Tag Archive | talent management

Untapped

Folks might ask: why is the consultant here?  There are people on the inside who can do it just as good, if not better, but for whatever reason, are not being asked to do so, are going untapped.

A consultant might work for us in various roles:

  • Responsible Contributor – extra pairs of hands, more human resource to complement our efforts, responsible for specific deliverables under our management.
  • Responsible Leader – someone to orchestrate, manage, lead; an adult who can manage up and down, and sideways, navigate through an event, a project, a program, or one of the other many flavors of initiative we’ve got going.
  • Expert, Subject Matter Specialist – a domain master, specialist in some aspect of technology or architecture or market or channel or industry

And while the extra hands, personality, and mind, of the 3rd party you’ve brought in, might indeed be an asset, know that there might be some of the Untapped who are potentially seeing it a bit differently.

An extra pair of hands can clutter the workbench and cutting boards of proud craftsmen and master chefs.  An extra personality can upstage both aspiring and accomplished thespians.  And who needs more than our 1 resident guru?

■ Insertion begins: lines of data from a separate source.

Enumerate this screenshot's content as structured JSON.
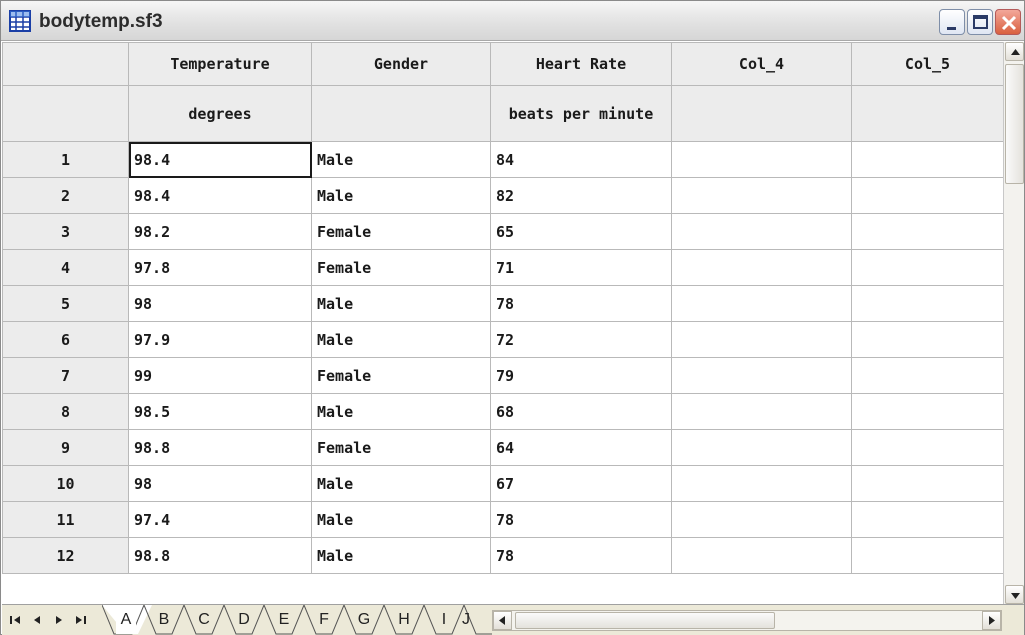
{
  "window": {
    "title": "bodytemp.sf3",
    "icon": "spreadsheet-grid-icon"
  },
  "columns": [
    {
      "name": "Temperature",
      "unit": "degrees"
    },
    {
      "name": "Gender",
      "unit": ""
    },
    {
      "name": "Heart Rate",
      "unit": "beats per minute"
    },
    {
      "name": "Col_4",
      "unit": ""
    },
    {
      "name": "Col_5",
      "unit": ""
    }
  ],
  "rows": [
    {
      "num": "1",
      "temperature": "98.4",
      "gender": "Male",
      "heart_rate": "84"
    },
    {
      "num": "2",
      "temperature": "98.4",
      "gender": "Male",
      "heart_rate": "82"
    },
    {
      "num": "3",
      "temperature": "98.2",
      "gender": "Female",
      "heart_rate": "65"
    },
    {
      "num": "4",
      "temperature": "97.8",
      "gender": "Female",
      "heart_rate": "71"
    },
    {
      "num": "5",
      "temperature": "98",
      "gender": "Male",
      "heart_rate": "78"
    },
    {
      "num": "6",
      "temperature": "97.9",
      "gender": "Male",
      "heart_rate": "72"
    },
    {
      "num": "7",
      "temperature": "99",
      "gender": "Female",
      "heart_rate": "79"
    },
    {
      "num": "8",
      "temperature": "98.5",
      "gender": "Male",
      "heart_rate": "68"
    },
    {
      "num": "9",
      "temperature": "98.8",
      "gender": "Female",
      "heart_rate": "64"
    },
    {
      "num": "10",
      "temperature": "98",
      "gender": "Male",
      "heart_rate": "67"
    },
    {
      "num": "11",
      "temperature": "97.4",
      "gender": "Male",
      "heart_rate": "78"
    },
    {
      "num": "12",
      "temperature": "98.8",
      "gender": "Male",
      "heart_rate": "78"
    }
  ],
  "sheet_tabs": [
    "A",
    "B",
    "C",
    "D",
    "E",
    "F",
    "G",
    "H",
    "I",
    "J"
  ],
  "active_tab": "A",
  "colors": {
    "header_bg": "#ececec",
    "grid_line": "#b9b9b9",
    "close_button": "#d9603f"
  }
}
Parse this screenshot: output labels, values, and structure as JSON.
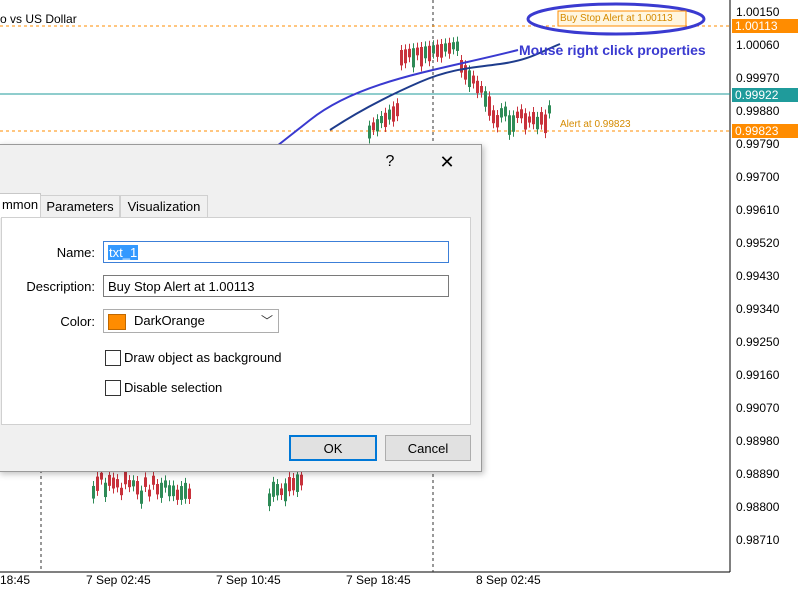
{
  "chart": {
    "symbol_title": "o vs US Dollar",
    "price_axis": [
      "1.00150",
      "1.00060",
      "0.99970",
      "0.99880",
      "0.99790",
      "0.99700",
      "0.99610",
      "0.99520",
      "0.99430",
      "0.99340",
      "0.99250",
      "0.99160",
      "0.99070",
      "0.98980",
      "0.98890",
      "0.98800",
      "0.98710"
    ],
    "price_tags": [
      {
        "value": "1.00113",
        "color": "#ff8c00"
      },
      {
        "value": "0.99922",
        "color": "#1f9b9b"
      },
      {
        "value": "0.99823",
        "color": "#ff8c00"
      }
    ],
    "time_axis": [
      "18:45",
      "7 Sep 02:45",
      "7 Sep 10:45",
      "7 Sep 18:45",
      "8 Sep 02:45"
    ],
    "alert_top_label": "Buy Stop Alert at 1.00113",
    "alert_low_label": "Alert at 0.99823",
    "annotation": "Mouse right click properties",
    "colors": {
      "bull": "#2e8b57",
      "bear": "#c8323c",
      "alert": "#ff8c00",
      "bid_line": "#1f9b9b",
      "annotation": "#3a3ad0"
    }
  },
  "dialog": {
    "help_icon": "?",
    "close_icon": "✕",
    "tabs": [
      "mmon",
      "Parameters",
      "Visualization"
    ],
    "name_label": "Name:",
    "name_value": "txt_1",
    "description_label": "Description:",
    "description_value": "Buy Stop Alert at 1.00113",
    "color_label": "Color:",
    "color_value": "DarkOrange",
    "color_hex": "#ff8c00",
    "draw_background_label": "Draw object as background",
    "draw_background_checked": false,
    "disable_selection_label": "Disable selection",
    "disable_selection_checked": false,
    "ok_label": "OK",
    "cancel_label": "Cancel"
  }
}
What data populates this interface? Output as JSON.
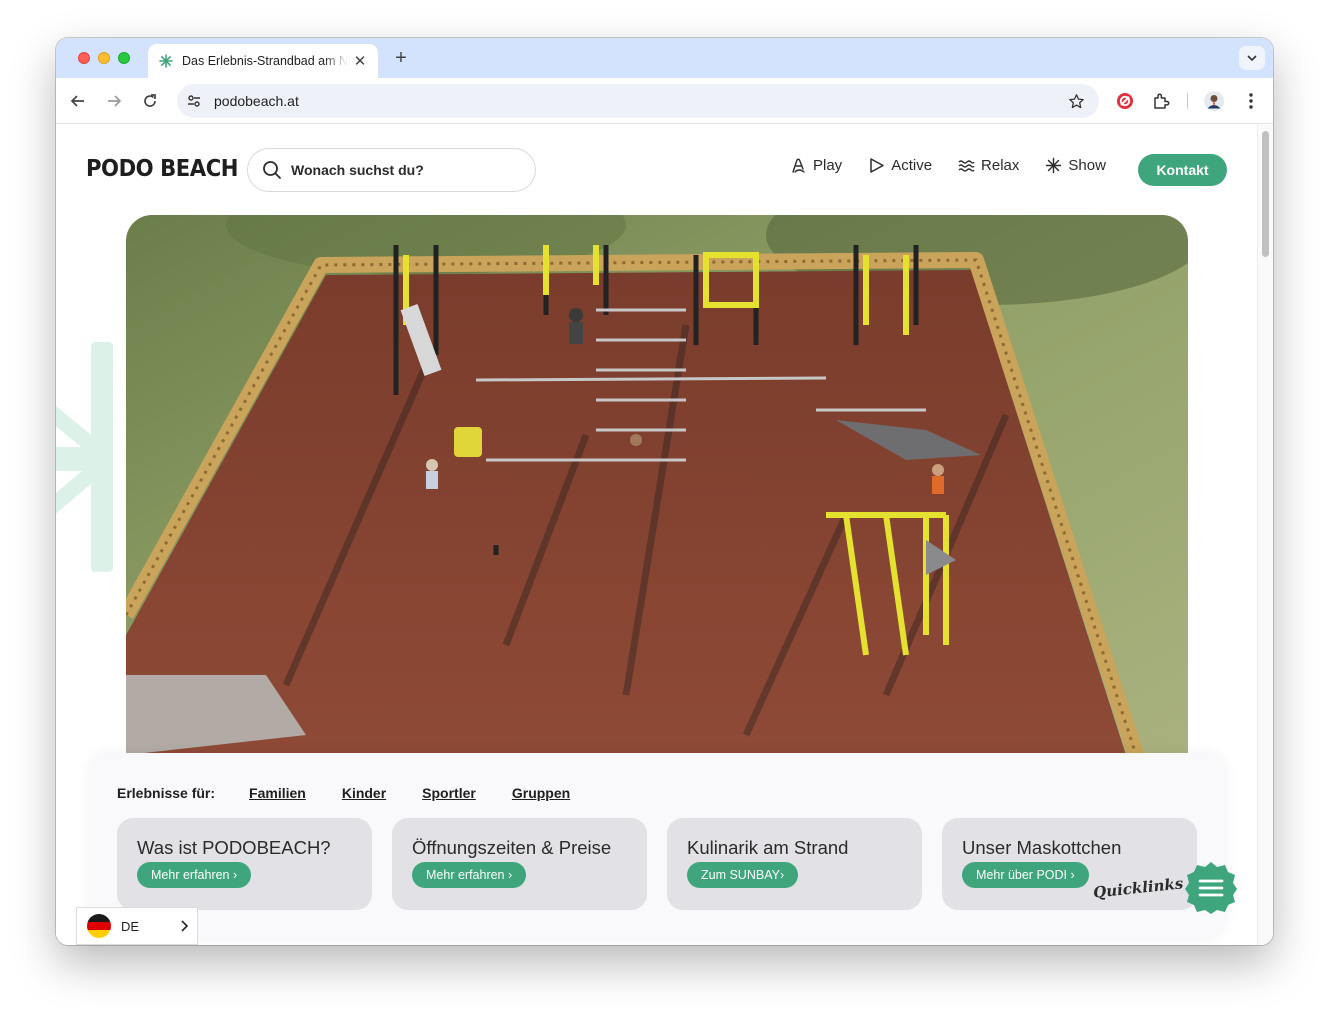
{
  "browser": {
    "tab_title": "Das Erlebnis-Strandbad am N",
    "tab_close": "✕",
    "new_tab": "+",
    "url": "podobeach.at"
  },
  "site": {
    "logo": "PODO BEACH",
    "search_placeholder": "Wonach suchst du?",
    "nav": [
      {
        "label": "Play",
        "icon": "play-hand-icon"
      },
      {
        "label": "Active",
        "icon": "active-triangle-icon"
      },
      {
        "label": "Relax",
        "icon": "waves-icon"
      },
      {
        "label": "Show",
        "icon": "sparkle-icon"
      }
    ],
    "contact_button": "Kontakt",
    "accent_color": "#3fa57c"
  },
  "experiences": {
    "label": "Erlebnisse für:",
    "links": [
      "Familien",
      "Kinder",
      "Sportler",
      "Gruppen"
    ]
  },
  "cards": [
    {
      "title": "Was ist PODOBEACH?",
      "button": "Mehr erfahren ›"
    },
    {
      "title": "Öffnungszeiten & Preise",
      "button": "Mehr erfahren ›"
    },
    {
      "title": "Kulinarik am Strand",
      "button": "Zum SUNBAY›"
    },
    {
      "title": "Unser Maskottchen",
      "button": "Mehr über PODI ›"
    }
  ],
  "quicklinks": "Quicklinks",
  "language": {
    "code": "DE"
  }
}
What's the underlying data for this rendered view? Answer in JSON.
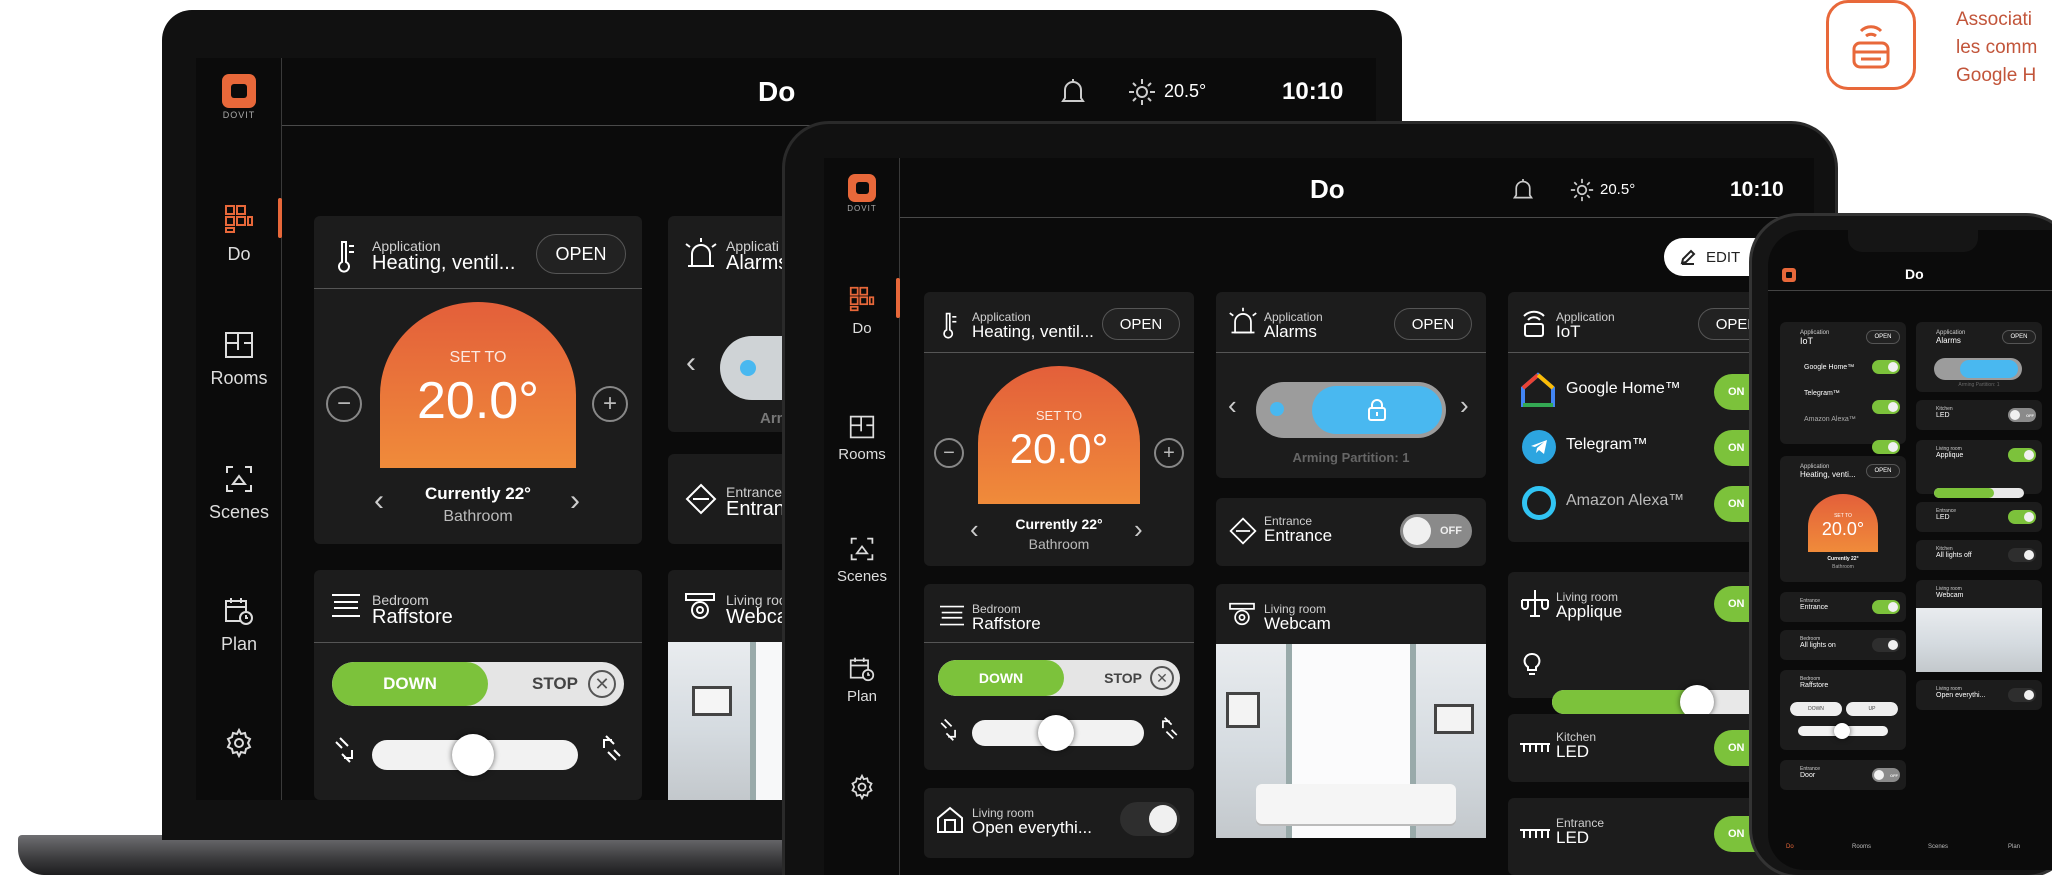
{
  "brand": {
    "icon": "router-icon",
    "text_lines": [
      "Associati",
      "les comm",
      "Google H"
    ],
    "accent": "#e8683a"
  },
  "app": {
    "logo_text": "DOVIT",
    "title": "Do",
    "temperature": "20.5°",
    "time": "10:10",
    "bell_icon": "bell-icon",
    "weather_icon": "sun-icon"
  },
  "nav": [
    {
      "label": "Do",
      "icon": "grid-icon",
      "active": true
    },
    {
      "label": "Rooms",
      "icon": "floorplan-icon"
    },
    {
      "label": "Scenes",
      "icon": "scene-icon"
    },
    {
      "label": "Plan",
      "icon": "calendar-clock-icon"
    },
    {
      "label": "",
      "icon": "gear-icon"
    }
  ],
  "edit_label": "EDIT",
  "widgets": {
    "heating": {
      "category": "Application",
      "title_laptop": "Heating, ventil...",
      "title_tablet": "Heating, ventil...",
      "open": "OPEN",
      "set_to": "SET TO",
      "value": "20.0°",
      "currently": "Currently 22°",
      "room": "Bathroom"
    },
    "alarms": {
      "category_laptop": "Applicati",
      "title_laptop": "Alarms",
      "category": "Application",
      "title": "Alarms",
      "open": "OPEN",
      "arming_laptop": "Armi",
      "arming": "Arming Partition: 1"
    },
    "iot": {
      "category": "Application",
      "title": "IoT",
      "open": "OPEN",
      "items": [
        {
          "label": "Google Home™",
          "state": "ON"
        },
        {
          "label": "Telegram™",
          "state": "ON"
        },
        {
          "label": "Amazon Alexa™",
          "state": "ON"
        }
      ]
    },
    "entrance_laptop": {
      "category": "Entrance",
      "title": "Entran"
    },
    "entrance": {
      "category": "Entrance",
      "title": "Entrance",
      "state": "OFF"
    },
    "raffstore": {
      "category": "Bedroom",
      "title": "Raffstore",
      "down": "DOWN",
      "stop": "STOP"
    },
    "webcam": {
      "category": "Living room",
      "title": "Webcam",
      "category_laptop": "Living roo",
      "title_laptop": "Webca"
    },
    "applique": {
      "category": "Living room",
      "title": "Applique",
      "state": "ON",
      "level": 0.68
    },
    "kitchen_led": {
      "category": "Kitchen",
      "title": "LED",
      "state": "ON"
    },
    "entrance_led": {
      "category": "Entrance",
      "title": "LED",
      "state": "ON"
    },
    "open_everything": {
      "category": "Living room",
      "title": "Open everythi..."
    },
    "raffstore_level": 0.5
  },
  "phone": {
    "title": "Do",
    "iot_category": "Application",
    "iot_title": "IoT",
    "open": "OPEN",
    "items": [
      "Google Home™",
      "Telegram™",
      "Amazon Alexa™"
    ],
    "alarms_category": "Application",
    "alarms_title": "Alarms",
    "arming": "Arming Partition: 1",
    "kitchen_led": {
      "category": "Kitchen",
      "title": "LED",
      "state": "OFF"
    },
    "heating": {
      "category": "Application",
      "title": "Heating, venti...",
      "set_to": "SET TO",
      "value": "20.0°",
      "currently": "Currently 22°",
      "room": "Bathroom"
    },
    "applique": {
      "category": "Living room",
      "title": "Applique"
    },
    "entrance_led": {
      "category": "Entrance",
      "title": "LED"
    },
    "kitchen_lights": {
      "category": "Kitchen",
      "title": "All lights off"
    },
    "entrance": {
      "category": "Entrance",
      "title": "Entrance"
    },
    "webcam": {
      "category": "Living room",
      "title": "Webcam"
    },
    "bedroom_lights": {
      "category": "Bedroom",
      "title": "All lights on"
    },
    "raffstore": {
      "category": "Bedroom",
      "title": "Raffstore",
      "down": "DOWN",
      "up": "UP"
    },
    "open_everything": {
      "category": "Living room",
      "title": "Open everythi..."
    },
    "door": {
      "category": "Entrance",
      "title": "Door",
      "state": "OFF"
    },
    "nav": [
      "Do",
      "Rooms",
      "Scenes",
      "Plan"
    ]
  }
}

Keep your team tapped.  Manage your talent.  Grow from within by regularly immersing your people in the outside.  Be candid in why you’ve had to bring in a 3rd party.  Be sensitive to the reasons why you’ve had to do so; these are clues to where you might be lacking in your own capabilities to manage, grow, and empower internal talent.

This New Yorker cartoon is paid for and used under Non-Exclusive license agreement with Condé Nast.
Cartoonist: Charles Barsotti, The New Yorker Collection

© Michael C. Simonelli, onthegocio.com, 2013

1-Minute Assessment: Organizational Learning

Take today’s 1-minute assessment:

  1. Do you identify your organization’s strategic learning needs?
  2. Do you tie your learning strategy to resource planning and to talent management?
  3. Do you have a tactical plan for organizational learning?
  4. Do you consider the needs of your 3rd parties in your learning strategy and plans?
  5. Do you indeed deliver the required learning?
  6. Do you assess the learning’s effectiveness?
  7. Do you consider your Learning Organization a chief lever to pull for managing effective change?

Did you answer NO to any of these questions?  If so, you probably should consider if you are succeeding in developing the skills and knowledge of your people, so that they can do their roles effectively and efficiently, in support of the book of work you have signed up for.

© Michael C. Simonelli, onthegocio.com, 2013